Just a bit too specialist, then, to get four stars, and I did skip through a couple of entries, but enjoyed it overall.


Paperback 


Review by Brian Clegg

Comments

Popular posts from this blog

Lost in Math - Sabine Hossenfelder *****

One of my favourite illustrations from a science title was in Fred Hoyle's book on his quasi-steady state theory. It shows a large flock of geese all following each other, which he likened to the state of theoretical physics. In the very readable Lost in Math, physicist Sabine Hossenfelder exposes the way that in certain areas of physics, this is all too realistic a picture. (Hossenfelder gives Hoyle's cosmological theory short shrift, incidentally, though, to be fair, it wasn't given anywhere near as many opportunities to be patched up to match observations as the current version of big bang with inflation.)
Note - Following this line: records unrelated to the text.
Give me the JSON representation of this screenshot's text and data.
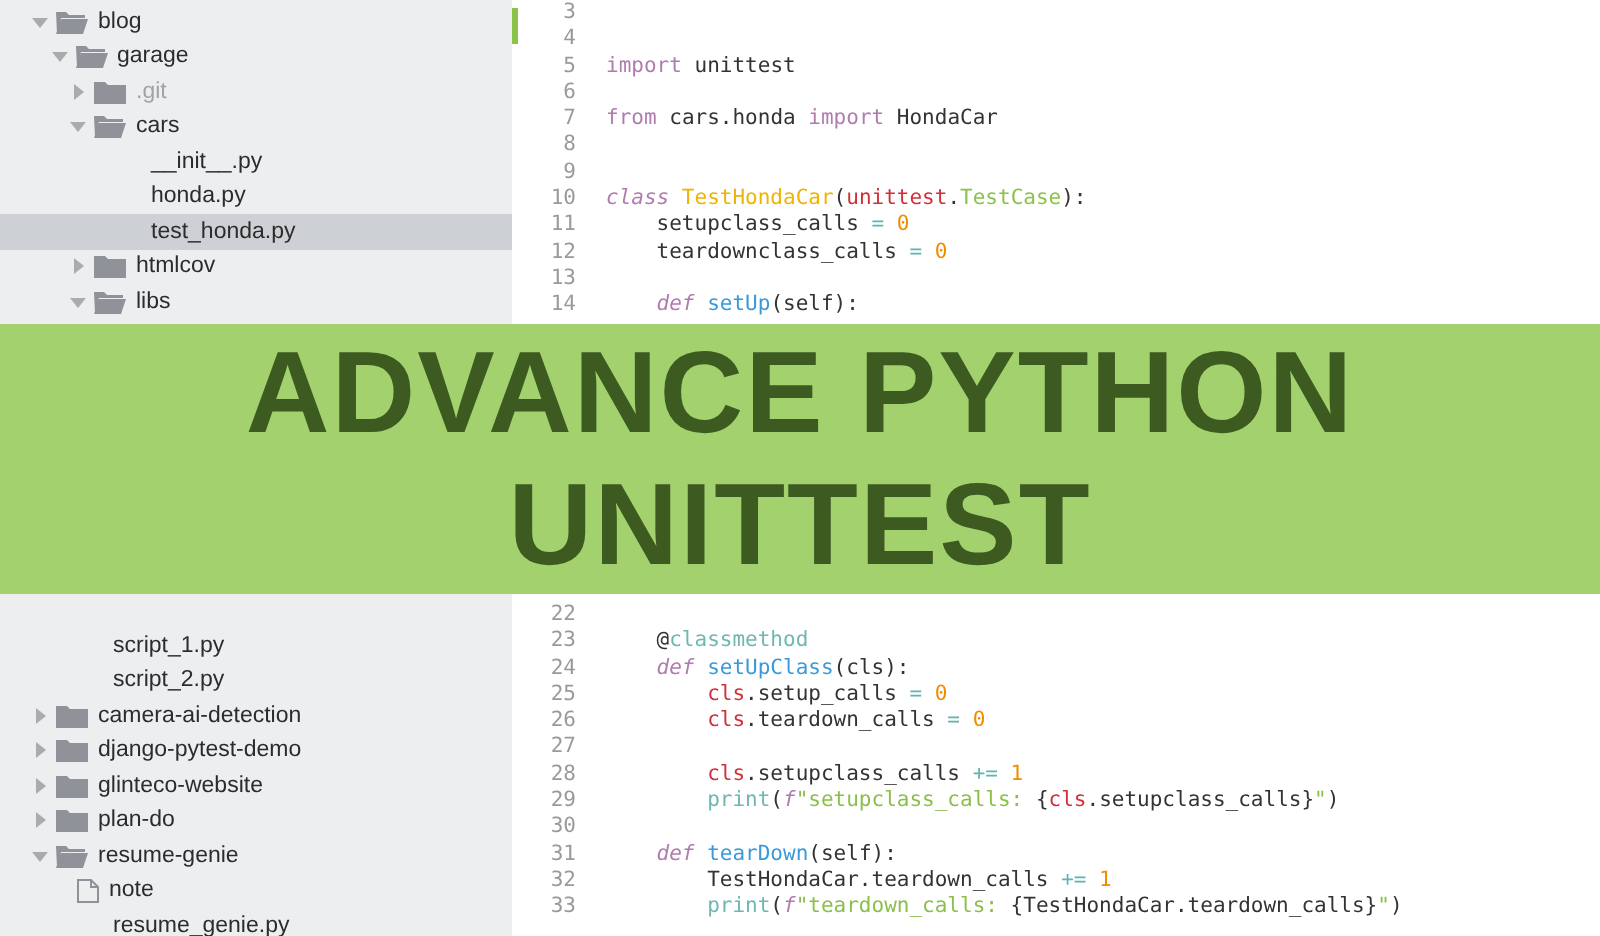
{
  "sidebar_upper": [
    {
      "name": "blog",
      "kind": "folder",
      "expanded": true,
      "selected": false,
      "ignored": false,
      "children": [
        {
          "name": "garage",
          "kind": "folder",
          "expanded": true,
          "selected": false,
          "ignored": false,
          "children": [
            {
              "name": ".git",
              "kind": "folder",
              "expanded": false,
              "selected": false,
              "ignored": true
            },
            {
              "name": "cars",
              "kind": "folder",
              "expanded": true,
              "selected": false,
              "ignored": false,
              "children": [
                {
                  "name": "__init__.py",
                  "kind": "file",
                  "selected": false,
                  "ignored": false
                },
                {
                  "name": "honda.py",
                  "kind": "file",
                  "selected": false,
                  "ignored": false
                },
                {
                  "name": "test_honda.py",
                  "kind": "file",
                  "selected": true,
                  "ignored": false
                }
              ]
            },
            {
              "name": "htmlcov",
              "kind": "folder",
              "expanded": false,
              "selected": false,
              "ignored": false
            },
            {
              "name": "libs",
              "kind": "folder",
              "expanded": true,
              "selected": false,
              "ignored": false
            }
          ]
        }
      ]
    }
  ],
  "sidebar_lower": [
    {
      "kind": "continuation",
      "children": [
        {
          "name": "script_1.py",
          "kind": "file",
          "selected": false,
          "ignored": false
        },
        {
          "name": "script_2.py",
          "kind": "file",
          "selected": false,
          "ignored": false
        }
      ]
    },
    {
      "name": "camera-ai-detection",
      "kind": "folder",
      "expanded": false,
      "selected": false,
      "ignored": false
    },
    {
      "name": "django-pytest-demo",
      "kind": "folder",
      "expanded": false,
      "selected": false,
      "ignored": false
    },
    {
      "name": "glinteco-website",
      "kind": "folder",
      "expanded": false,
      "selected": false,
      "ignored": false
    },
    {
      "name": "plan-do",
      "kind": "folder",
      "expanded": false,
      "selected": false,
      "ignored": false
    },
    {
      "name": "resume-genie",
      "kind": "folder",
      "expanded": true,
      "selected": false,
      "ignored": false,
      "children": [
        {
          "name": "note",
          "kind": "note",
          "selected": false,
          "ignored": false
        },
        {
          "name": "resume_genie.py",
          "kind": "file",
          "selected": false,
          "ignored": false
        }
      ]
    }
  ],
  "code_upper": [
    {
      "number": "3"
    },
    {
      "number": "4"
    },
    {
      "number": "5",
      "tokens": [
        {
          "kind": "keyword",
          "text": "import"
        },
        {
          "kind": "plain",
          "text": " unittest"
        }
      ]
    },
    {
      "number": "6"
    },
    {
      "number": "7",
      "tokens": [
        {
          "kind": "keyword",
          "text": "from"
        },
        {
          "kind": "plain",
          "text": " cars.honda "
        },
        {
          "kind": "keyword",
          "text": "import"
        },
        {
          "kind": "plain",
          "text": " HondaCar"
        }
      ]
    },
    {
      "number": "8"
    },
    {
      "number": "9"
    },
    {
      "number": "10",
      "tokens": [
        {
          "kind": "storage",
          "text": "class"
        },
        {
          "kind": "classname",
          "text": " TestHondaCar"
        },
        {
          "kind": "plain",
          "text": "("
        },
        {
          "kind": "support",
          "text": "unittest"
        },
        {
          "kind": "plain",
          "text": "."
        },
        {
          "kind": "inherited",
          "text": "TestCase"
        },
        {
          "kind": "plain",
          "text": "):"
        }
      ],
      "children": [
        {
          "number": "11",
          "tokens": [
            {
              "kind": "plain",
              "text": "setupclass_calls"
            },
            {
              "kind": "operator",
              "text": " ="
            },
            {
              "kind": "number",
              "text": " 0"
            }
          ]
        },
        {
          "number": "12",
          "tokens": [
            {
              "kind": "plain",
              "text": "teardownclass_calls"
            },
            {
              "kind": "operator",
              "text": " ="
            },
            {
              "kind": "number",
              "text": " 0"
            }
          ]
        },
        {
          "number": "13"
        },
        {
          "number": "14",
          "tokens": [
            {
              "kind": "storage",
              "text": "def"
            },
            {
              "kind": "function",
              "text": " setUp"
            },
            {
              "kind": "plain",
              "text": "(self):"
            }
          ]
        }
      ]
    }
  ],
  "banner": {
    "lines": [
      "ADVANCE PYTHON",
      "UNITTEST"
    ]
  },
  "code_lower": [
    {
      "kind": "continuation",
      "children": [
        {
          "number": "22"
        },
        {
          "number": "23",
          "tokens": [
            {
              "kind": "plain",
              "text": "@"
            },
            {
              "kind": "decorator",
              "text": "classmethod"
            }
          ]
        },
        {
          "number": "24",
          "tokens": [
            {
              "kind": "storage",
              "text": "def"
            },
            {
              "kind": "function",
              "text": " setUpClass"
            },
            {
              "kind": "plain",
              "text": "(cls):"
            }
          ],
          "children": [
            {
              "number": "25",
              "tokens": [
                {
                  "kind": "support",
                  "text": "cls"
                },
                {
                  "kind": "plain",
                  "text": ".setup_calls"
                },
                {
                  "kind": "operator",
                  "text": " ="
                },
                {
                  "kind": "number",
                  "text": " 0"
                }
              ]
            },
            {
              "number": "26",
              "tokens": [
                {
                  "kind": "support",
                  "text": "cls"
                },
                {
                  "kind": "plain",
                  "text": ".teardown_calls"
                },
                {
                  "kind": "operator",
                  "text": " ="
                },
                {
                  "kind": "number",
                  "text": " 0"
                }
              ]
            },
            {
              "number": "27"
            },
            {
              "number": "28",
              "tokens": [
                {
                  "kind": "support",
                  "text": "cls"
                },
                {
                  "kind": "plain",
                  "text": ".setupclass_calls"
                },
                {
                  "kind": "operator",
                  "text": " +="
                },
                {
                  "kind": "number",
                  "text": " 1"
                }
              ]
            },
            {
              "number": "29",
              "tokens": [
                {
                  "kind": "builtin",
                  "text": "print"
                },
                {
                  "kind": "plain",
                  "text": "("
                },
                {
                  "kind": "storage",
                  "text": "f"
                },
                {
                  "kind": "string",
                  "text": "\"setupclass_calls:"
                },
                {
                  "kind": "plain",
                  "text": " {"
                },
                {
                  "kind": "support",
                  "text": "cls"
                },
                {
                  "kind": "plain",
                  "text": ".setupclass_calls}"
                },
                {
                  "kind": "string",
                  "text": "\""
                },
                {
                  "kind": "plain",
                  "text": ")"
                }
              ]
            }
          ]
        },
        {
          "number": "30"
        },
        {
          "number": "31",
          "tokens": [
            {
              "kind": "storage",
              "text": "def"
            },
            {
              "kind": "function",
              "text": " tearDown"
            },
            {
              "kind": "plain",
              "text": "(self):"
            }
          ],
          "children": [
            {
              "number": "32",
              "tokens": [
                {
                  "kind": "plain",
                  "text": "TestHondaCar.teardown_calls"
                },
                {
                  "kind": "operator",
                  "text": " +="
                },
                {
                  "kind": "number",
                  "text": " 1"
                }
              ]
            },
            {
              "number": "33",
              "tokens": [
                {
                  "kind": "builtin",
                  "text": "print"
                },
                {
                  "kind": "plain",
                  "text": "("
                },
                {
                  "kind": "storage",
                  "text": "f"
                },
                {
                  "kind": "string",
                  "text": "\"teardown_calls:"
                },
                {
                  "kind": "plain",
                  "text": " {TestHondaCar.teardown_calls}"
                },
                {
                  "kind": "string",
                  "text": "\""
                },
                {
                  "kind": "plain",
                  "text": ")"
                }
              ]
            }
          ]
        }
      ]
    }
  ]
}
Lost in Math is a very powerful analysis of what has gone wrong in the way that some aspects of physics are undertaken. Until the twentieth century, scientists made observations and experiments and theoreticians looked for theories which explained them, which could then be tested against further experiments and observations. Now, particularly in particle physics, it…

Gravity! - Pierre Binétruy ****

I had to really restrain myself from adopting the approach taken by The Register in referring to Yahoo! by putting an exclamation mark after every word in the text when faced with reviewing Gravity! One thing to be said about the punctuation, though, is it makes it easier to search for amongst a whole lot of books on gravity and gravitational waves (the subtitle is 'the quest for gravitational waves') since their discovery in 2015.

Despite the subtitle, Pierre Binétruy gives us far more - in fact, gravitational waves don't come into it until page 160, which makes it really more of a book about gravity with a bit on gravitational waves tacked on than a true exploration of the quest. 

However, those early pages aren't wasted - Binétruy gives us plenty of detail on all kinds of background, for example plunging in to tell us about element synthesis, something you wouldn't expect in a book on gravitational waves. I also really liked a little section on experiments you can…

Brain Based Enterprises - Peter Cook ****

A quick flag on this one: it's a management/business book, and the four star rating is with that in mind. Brain Based Enterprises does contain a surprising amount of science, considering this, which is why it's here, but don't expect it to be like a four star pure science book.

This is an eclectic attack on the status quo of our ideas about business. Peter Cook suggest that much of current business simply isn't oriented to the realities of a modern, technological world, and that we need to handle things very differently in a knowledge-based economy.

The book is divided into three sections. For me, the most interesting was the first 'brainy people' part, as my own business doesn't have teams and such - but for those who do there are also 'brainy teams' and 'brainy enterprises' sections. Cook stirs together a heady mix of science - from psychology to economics - music (a passion of his and a significant part of the way he works) and business the…